» **What to do**:
All entries below are to be returned in full, exactly as they stand.

### Source information ###

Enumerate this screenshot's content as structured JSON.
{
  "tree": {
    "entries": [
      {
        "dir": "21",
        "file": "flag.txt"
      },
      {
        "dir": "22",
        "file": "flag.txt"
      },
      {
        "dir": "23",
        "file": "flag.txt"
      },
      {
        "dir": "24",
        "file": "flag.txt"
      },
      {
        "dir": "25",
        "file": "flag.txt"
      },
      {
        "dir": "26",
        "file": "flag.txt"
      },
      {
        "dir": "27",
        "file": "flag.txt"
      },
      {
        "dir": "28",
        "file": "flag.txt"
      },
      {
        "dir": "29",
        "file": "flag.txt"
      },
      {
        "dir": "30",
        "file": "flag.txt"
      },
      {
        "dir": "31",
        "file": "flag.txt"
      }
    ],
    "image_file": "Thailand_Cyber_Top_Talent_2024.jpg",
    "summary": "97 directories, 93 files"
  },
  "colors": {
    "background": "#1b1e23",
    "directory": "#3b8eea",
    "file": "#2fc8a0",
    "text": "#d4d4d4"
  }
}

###

» **Solution**:
Enumerate this screenshot's content as structured JSON.
{
  "tree": {
    "entries": [
      {
        "dir": "21",
        "file": "flag.txt"
      },
      {
        "dir": "22",
        "file": "flag.txt"
      },
      {
        "dir": "23",
        "file": "flag.txt"
      },
      {
        "dir": "24",
        "file": "flag.txt"
      },
      {
        "dir": "25",
        "file": "flag.txt"
      },
      {
        "dir": "26",
        "file": "flag.txt"
      },
      {
        "dir": "27",
        "file": "flag.txt"
      },
      {
        "dir": "28",
        "file": "flag.txt"
      },
      {
        "dir": "29",
        "file": "flag.txt"
      },
      {
        "dir": "30",
        "file": "flag.txt"
      },
      {
        "dir": "31",
        "file": "flag.txt"
      }
    ],
    "image_file": "Thailand_Cyber_Top_Talent_2024.jpg",
    "summary": "97 directories, 93 files"
  },
  "colors": {
    "background": "#1b1e23",
    "directory": "#3b8eea",
    "file": "#2fc8a0",
    "text": "#d4d4d4"
  }
}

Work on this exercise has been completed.